What changes the inquisitive nature of the child as we grow up? Keith Johnstone blames the education system. This could well be true, but what I see is more than that. Its the social implications of being seen as a bit too risky, a bit too wild. A person that can and will do anything at any point is too much to comprehend. In a romantic relationship its a common request that, I want my partner to be more spontaneous. Why is this a request? You play too safe and we get bored. What life can be when we are more spontaneous is therefore not boring.

Even as an audience in watching an improv show, if the players keep doing the safe games in the same roles in a classic format, then it does become more tedious and too safe. (Short-form improvisational comedy shows are classically formatted by various games played which have players in certain roles in the game  the scenes that are created are never the same; however the format can be).

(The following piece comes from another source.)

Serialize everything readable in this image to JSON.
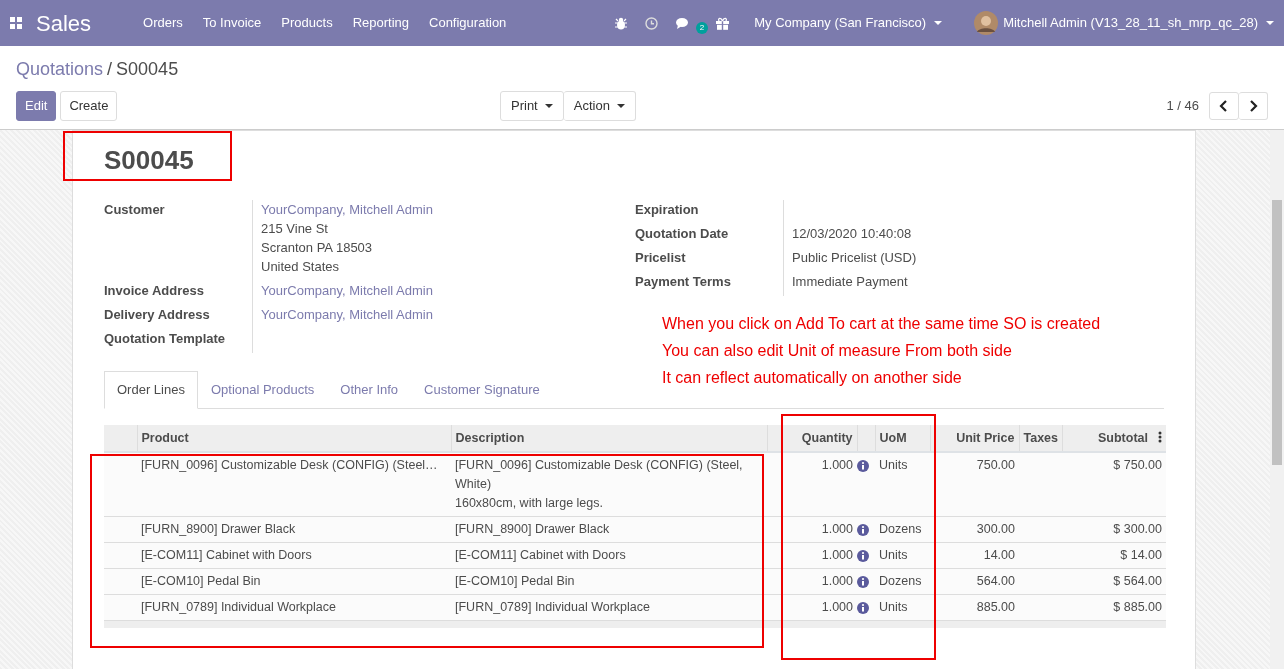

We do not like feeling safe: What is a mid-life crisis? Is it someone who has lived their life without risk and change? If this is an agreeable statement, then perhaps our young community needs more spontaneity to allow this to continue through their lives. If its not an agreeable statement, then we can further the connection, but lets leave that to another time.

The reason that this article is written is due to Ludus Ludius Youth having been run for awhile now and the experience of the young improvisational players having sporadic imaginations or the polar opposite. We are in fact aiming for the more difficult task  not because of a personal choice, but as its the more suitable option for the players. Tight, restrictive rules are seemingly always too much. Freer scene work is preferable. Personally, every time that we explore something new, be it a new group or age range then we all learn and discover something new.

Young spontaneity in these days is highly interesting. Do you want to watch? Do you want to participate? Do you think we should keep spontaneity flowing through all our life, not just the very young?

Its easy to share your thoughts and get involved with this, email nathan@ludusludius.co.uk and join our mailing list or share thoughts and ask to part-take.